Copy each line that includes the string "data" from the material into your answer.

⟨

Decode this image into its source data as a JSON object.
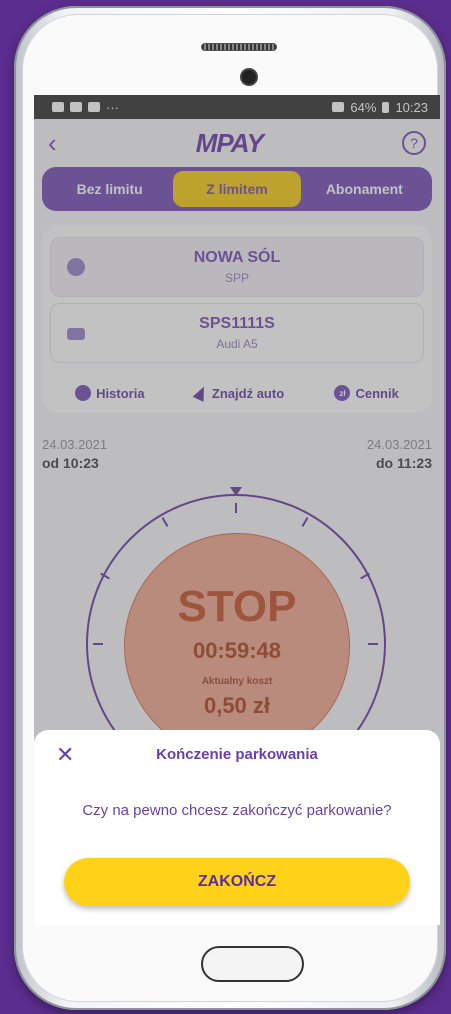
{
  "statusbar": {
    "more": "···",
    "battery": "64%",
    "time": "10:23"
  },
  "header": {
    "back": "‹",
    "logo": "MPAY",
    "help": "?"
  },
  "tabs": [
    {
      "label": "Bez limitu"
    },
    {
      "label": "Z limitem"
    },
    {
      "label": "Abonament"
    }
  ],
  "zone": {
    "city": "NOWA SÓL",
    "code": "SPP"
  },
  "vehicle": {
    "plate": "SPS1111S",
    "model": "Audi A5"
  },
  "actions": {
    "history": "Historia",
    "find_car": "Znajdź auto",
    "price_icon": "zł",
    "price": "Cennik"
  },
  "session": {
    "start_date": "24.03.2021",
    "start_time": "od 10:23",
    "end_date": "24.03.2021",
    "end_time": "do 11:23",
    "stop_label": "STOP",
    "timer": "00:59:48",
    "cost_label": "Aktualny koszt",
    "cost": "0,50 zł"
  },
  "sheet": {
    "close": "✕",
    "title": "Kończenie parkowania",
    "message": "Czy na pewno chcesz zakończyć parkowanie?",
    "confirm": "ZAKOŃCZ"
  },
  "colors": {
    "brand": "#6a3fb0",
    "accent": "#ffd21a",
    "background": "#5b2d8e"
  }
}
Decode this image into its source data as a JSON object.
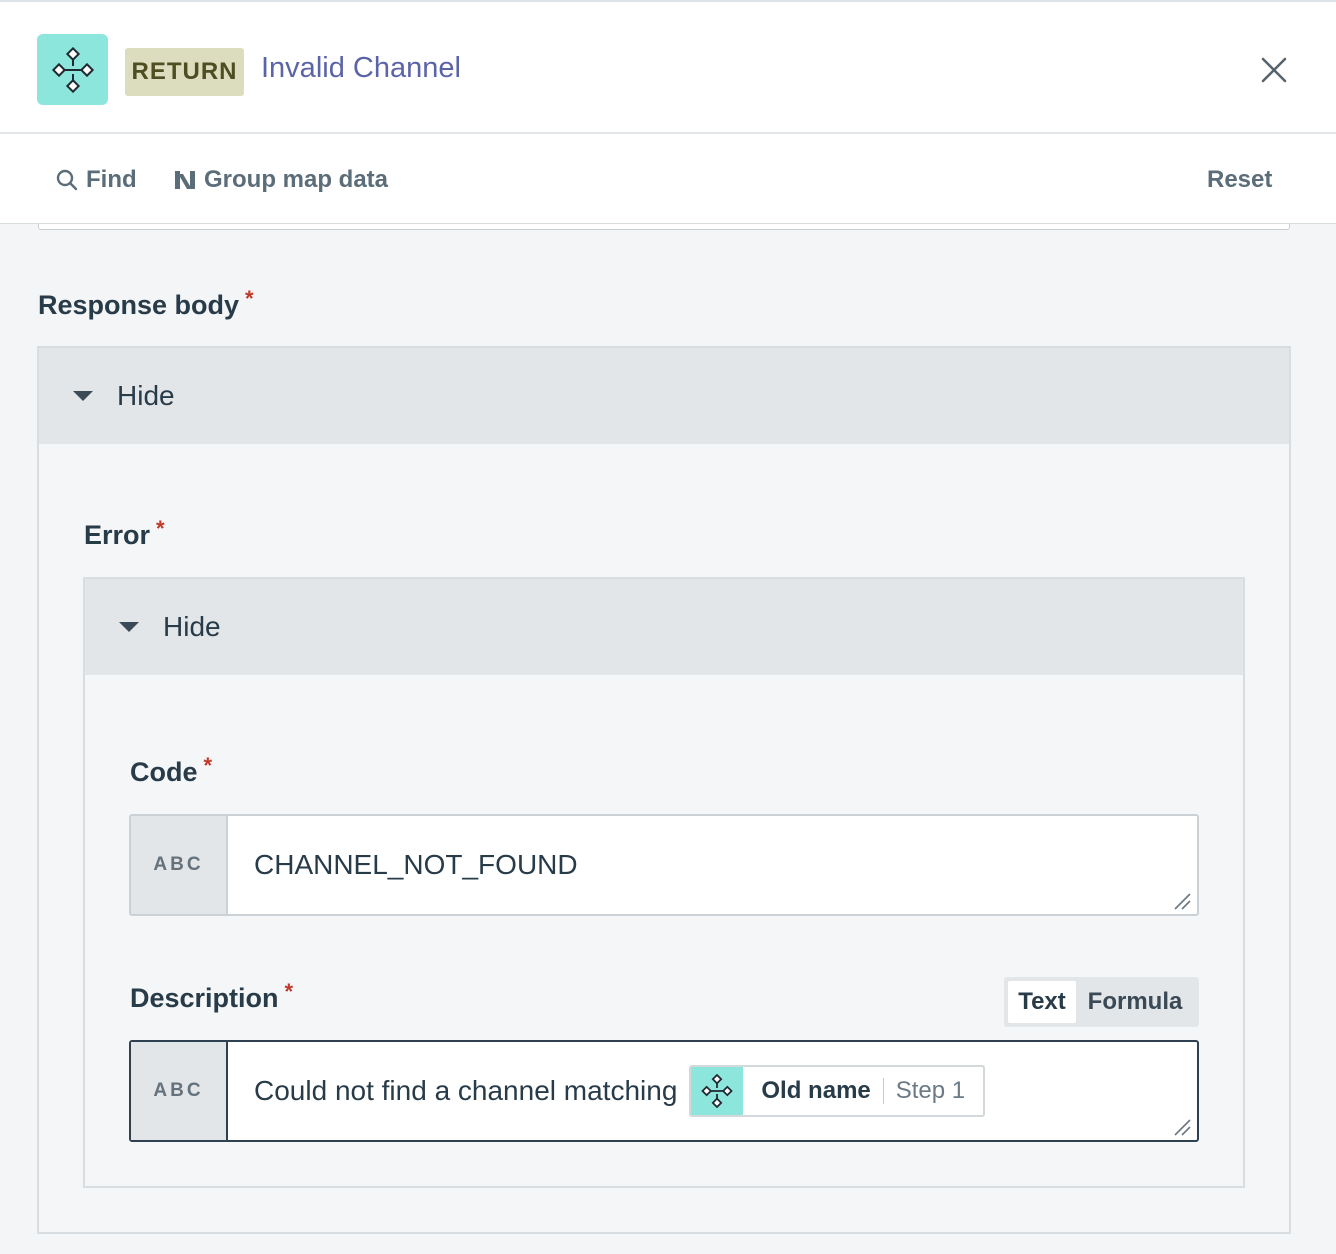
{
  "header": {
    "badge": "RETURN",
    "title": "Invalid Channel"
  },
  "toolbar": {
    "find_label": "Find",
    "group_label": "Group map data",
    "reset_label": "Reset"
  },
  "response_body": {
    "label": "Response body",
    "required_mark": "*",
    "toggle_label": "Hide",
    "error": {
      "label": "Error",
      "required_mark": "*",
      "toggle_label": "Hide",
      "code": {
        "label": "Code",
        "required_mark": "*",
        "type_tag": "ABC",
        "value": "CHANNEL_NOT_FOUND"
      },
      "description": {
        "label": "Description",
        "required_mark": "*",
        "type_tag": "ABC",
        "mode_options": [
          "Text",
          "Formula"
        ],
        "selected_mode": "Text",
        "value_text": "Could not find a channel matching",
        "pill": {
          "field_name": "Old name",
          "step": "Step 1"
        }
      }
    }
  },
  "colors": {
    "accent_teal": "#8de6dc",
    "title_link": "#5c64a8",
    "badge_bg": "#dcdcbf",
    "required": "#c0392b"
  },
  "icons": {
    "app": "workflow-diagram-icon",
    "close": "close-icon",
    "find": "search-icon",
    "group": "group-map-icon",
    "collapse": "caret-down-icon"
  }
}
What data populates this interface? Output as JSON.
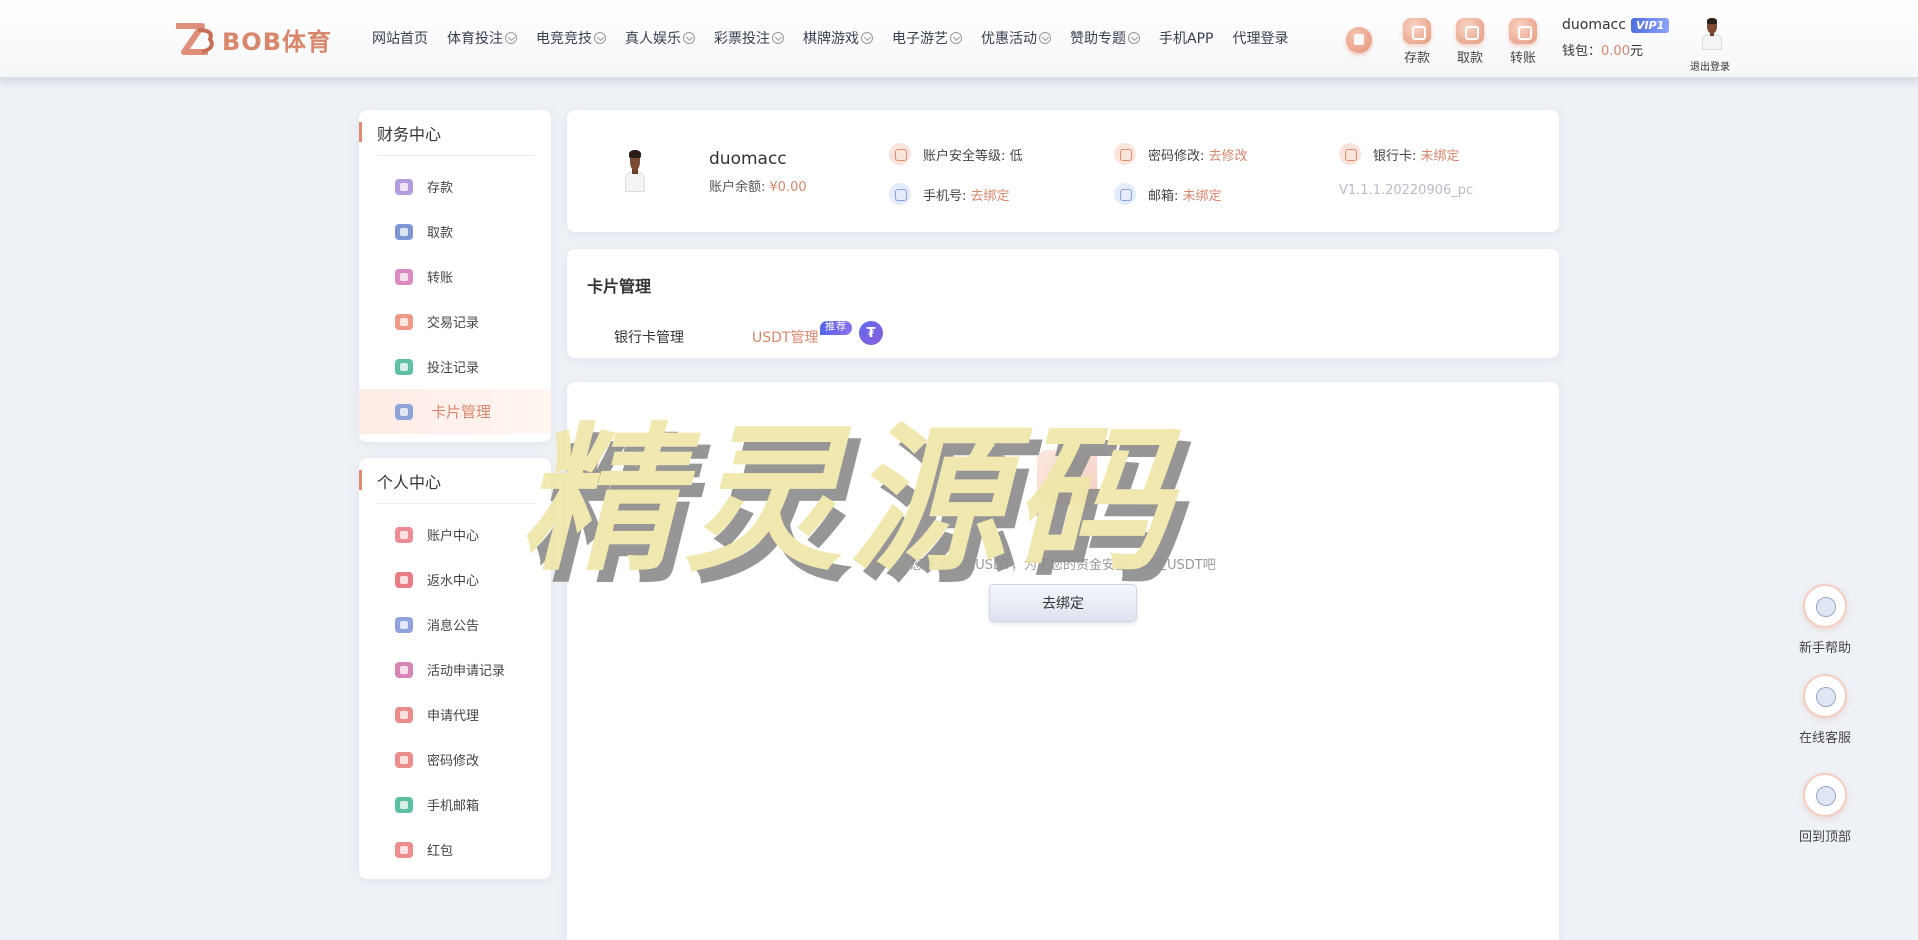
{
  "brand": {
    "logo_text": "BOB体育"
  },
  "nav": [
    {
      "label": "网站首页",
      "dropdown": false
    },
    {
      "label": "体育投注",
      "dropdown": true
    },
    {
      "label": "电竞竞技",
      "dropdown": true
    },
    {
      "label": "真人娱乐",
      "dropdown": true
    },
    {
      "label": "彩票投注",
      "dropdown": true
    },
    {
      "label": "棋牌游戏",
      "dropdown": true
    },
    {
      "label": "电子游艺",
      "dropdown": true
    },
    {
      "label": "优惠活动",
      "dropdown": true
    },
    {
      "label": "赞助专题",
      "dropdown": true
    },
    {
      "label": "手机APP",
      "dropdown": false
    },
    {
      "label": "代理登录",
      "dropdown": false
    }
  ],
  "quick_actions": [
    "存款",
    "取款",
    "转账"
  ],
  "user": {
    "name": "duomacc",
    "vip": "VIP1",
    "wallet_label": "钱包：",
    "wallet_amount": "0.00",
    "wallet_unit": "元",
    "logout": "退出登录"
  },
  "sidebar": {
    "finance_title": "财务中心",
    "finance_items": [
      {
        "label": "存款",
        "icon": "deposit-icon",
        "color": "#b39be0"
      },
      {
        "label": "取款",
        "icon": "withdraw-icon",
        "color": "#7d97d6"
      },
      {
        "label": "转账",
        "icon": "transfer-icon",
        "color": "#d98ac0"
      },
      {
        "label": "交易记录",
        "icon": "transaction-icon",
        "color": "#ec9a87"
      },
      {
        "label": "投注记录",
        "icon": "bet-record-icon",
        "color": "#5fbfa5"
      },
      {
        "label": "卡片管理",
        "icon": "card-icon",
        "color": "#8ea3d8",
        "active": true
      }
    ],
    "personal_title": "个人中心",
    "personal_items": [
      {
        "label": "账户中心",
        "icon": "heart-icon",
        "color": "#ec8c94"
      },
      {
        "label": "返水中心",
        "icon": "gift-icon",
        "color": "#e87d86"
      },
      {
        "label": "消息公告",
        "icon": "bell-icon",
        "color": "#8fa2d9"
      },
      {
        "label": "活动申请记录",
        "icon": "profile-icon",
        "color": "#d685b5"
      },
      {
        "label": "申请代理",
        "icon": "agent-icon",
        "color": "#ec8d8d"
      },
      {
        "label": "密码修改",
        "icon": "lock-icon",
        "color": "#ec8d8d"
      },
      {
        "label": "手机邮箱",
        "icon": "mail-icon",
        "color": "#5fbfa5"
      },
      {
        "label": "红包",
        "icon": "red-packet-icon",
        "color": "#ec8d8d"
      }
    ]
  },
  "profile": {
    "name": "duomacc",
    "balance_label": "账户余额:",
    "balance": "¥0.00",
    "security_label": "账户安全等级:",
    "security_level": "低",
    "password_label": "密码修改:",
    "password_action": "去修改",
    "bank_label": "银行卡:",
    "bank_status": "未绑定",
    "phone_label": "手机号:",
    "phone_action": "去绑定",
    "email_label": "邮箱:",
    "email_status": "未绑定",
    "version": "V1.1.1.20220906_pc"
  },
  "card_mgmt": {
    "title": "卡片管理",
    "tab_bank": "银行卡管理",
    "tab_usdt": "USDT管理",
    "badge": "推荐",
    "usdt_symbol": "₮"
  },
  "content": {
    "empty_text": "您还没绑定USDT，为了您的资金安全，绑定USDT吧",
    "bind_button": "去绑定"
  },
  "watermark": "精灵源码",
  "float_buttons": [
    "新手帮助",
    "在线客服",
    "回到顶部"
  ],
  "colors": {
    "accent": "#d9876c",
    "background": "#eef1f6",
    "vip": "#4f6fe0"
  }
}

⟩

→ Answer space
Decode this image into its source data as a JSON object.
Decode this image into its source data as a JSON object.
    "group_label": "Group map data",
What data populates this interface? Output as JSON.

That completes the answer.